As of May 18th, Duskers is now available on Steam, GOG and the Humble Store. If you haven’t already, check out the fantastic launch trailer by one Mr. Marlon Wiebe.
I am immensely proud of the work we put into this game, and it has been great working with Tim and the rest of the Misfits Attic team. The critical reception we’re seeing has been overwhelming, particularly when people are comparing my interface work to that of films I’ve idolized for most of my life (and were heavy inspirations for the game’s art direction, of course).
Here are some samples of the game’s final look, which ended up taking a very different course than my original concepts below.
“And the way it all looks. It’s one thing to make a game look like this, hooking into everyone’s current lust for “retro-futurism” or whatever it is we’re calling nostalgia now, but it’s another thing for the feel, atmosphere and mechanics of your game to perfectly match that style. This is something Duskers does unnaturally well.”
Rock Paper Shotgun
First off, I was thrilled earlier this year to get to work on a guest Steam card for the most excellent Escape Goat 2. Here it is in its glorious entirety, something that is sadly rather difficult to see in the Steam interface itself.
I’ve been somewhat enamored with the recent trend in papercraft-y, AO-shaded scenes being put out by folk like Timothy Reynolds, and wanted to do something in a similar style. It’s very liberating being able to concentrate just on form and not have to worry about UVs or texturing. I perhaps got a little carried away with the lighting.
Second up, I’ve been working with Tim Keenan on his new high-concept space scavenger rogue-like, Duskers. I’ll likely be doing most of the art for this game so expect to see more from this in the future. For now, here’s a sample of the kind of mock-up stuff I’ve been doing so far.
Tim wants the player to be constantly guessing, for their first impressions of an object to be any number of things, so I was trying to incorporate some organic forms into the machinery.
To finish up, a little personal something. Actually this was a mock-up screen for a game with some tactical space combat that didn’t go anywhere. It wasn’t a huge effort, but I had fun knocking it out and might expand on it in the future. Would be fun to do a massive, 10,000 pixel wide scene with hundreds of ships and do a big print.
For the last 3 and a half years or so I’ve been working on a new game called Extrasolar. We’ll be launching into private beta in a few weeks and hopefully launching soon after. If you’d like to learn more about it, here’s an info page designed by me and coded up by master web man Volkan Ongun.

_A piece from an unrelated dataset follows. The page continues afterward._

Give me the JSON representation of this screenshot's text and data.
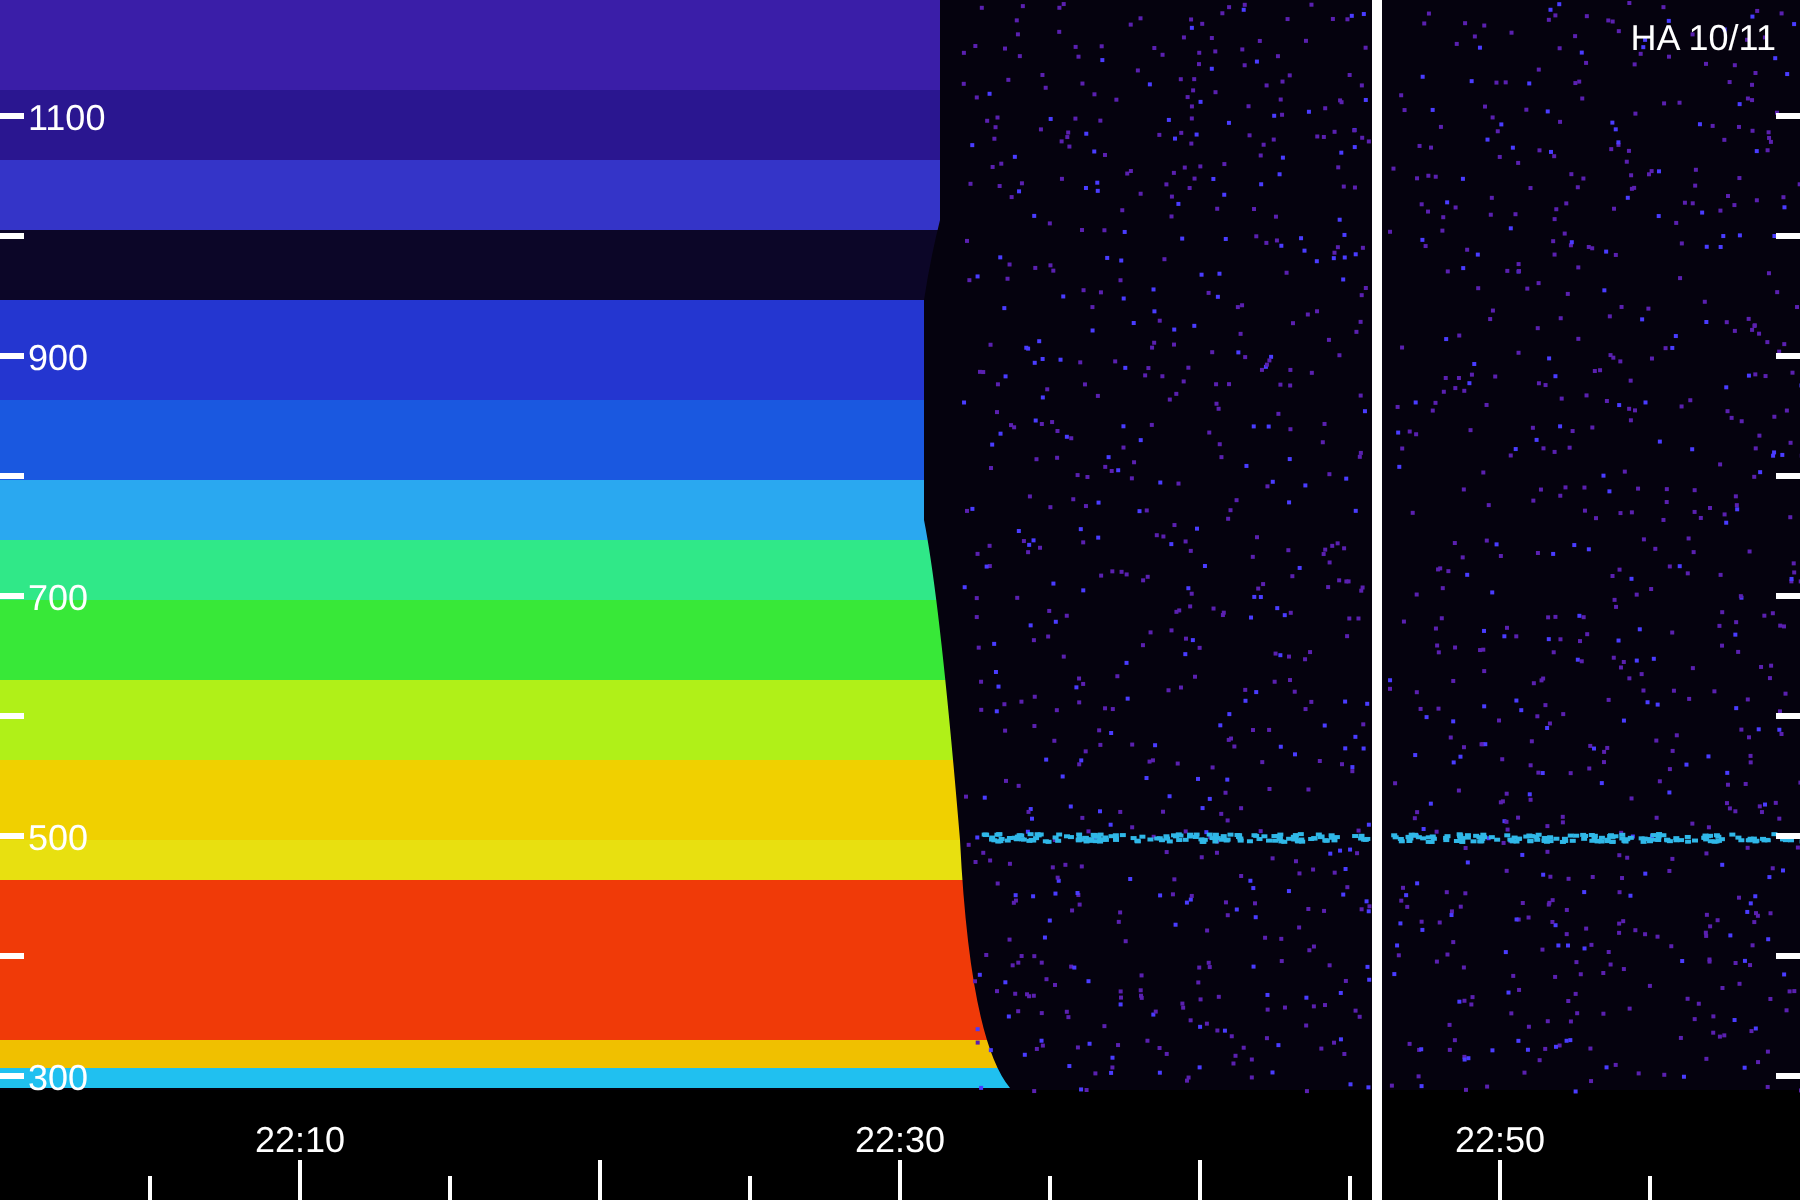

Pacific Rim is a movie I had been looking forward to, because giant robots fight monsters from space that are also from under the ocean, and overall I found the film enjoyable for said over-the-top fights and a few key scenes where Del Torro’s abilities shined – including one particularly haunting scene of a small child fleeing through the desolate streets of a city as it’s being mercilessly reduced to rubble by a pursuing gargantuan terror.
There’s something we need to talk about though, and it has to do with this headline I read in the week leading up to release:
“GUILLERMO DEL TORO TALKS ABOUT PACIFIC RIM’S FORMIDABLE FEMALE LEAD AND THE LACK OF A LOVE STORY” (link)
I better put this up real quick cause it’s about to get heavy:
Are you freakin’ kidding me?
Apparently what passes for a “strong female character” these days, according to the above article, is “not dressed slutty” and “doesn’t actually kiss or have sex with the male lead, despite oogling his hot bod through peepholes the entire movie.”
Here’s some facts about female lead Mako in this movie. 1. She is the only female character in an entire cast of dudes, short one redshirt who I think never spoke (maybe she said something Russian about “oh shit we are fucked?”), thus immediately failing the Bechdel test. 2. She spends the entire movie subservient to said dudes. She’s shorter, meeker, less experienced and oh right there’s that one scene where she just barely manages to defeat lead blonde-manly-dude in single combat, but remember it happens only after being given permission by her father figure. He’s not even metaphorically her father figure – it is later outright stated that he is her father figure.
Here’s some things that could have been done in this movie that might have earned it a real “strong female characters” label and, in this writer’s humble opinion, made for a better film overall.
- Replace any male character with a female in the same role. What if the Australians were a father-daughter team, or a mother-son? Wouldn’t their final sacrifice be that much more emotionally powerful? Del Torro says he made this film for his two daughters, why not show his daughters that they could grow up to be scientists, or the leader of a crack giant robot army?
- Have a mech that’s piloted by an all-woman crew. The triplets could have been that much more bad-ass.
- HAVE MAKO BE THE FINAL HERO. In the final sequence blonde-hero-bro goes full knight-in-shining-armor, diverts his remaining oxygen to Mako, and forces her to eject; going on by himself to nuke the shit out of alien-town and save humanity. What if these roles were reversed? Mako would suddenly become the strong hero she’s been striving to be the entire movie, instead of taking a backseat to the hero of every other scene prior.
The hero whom she adores. But don’t worry it’s not a love story. Especially not that “wait they’re not going to kiss?” embrace while she straddles his escape pod in that final scene.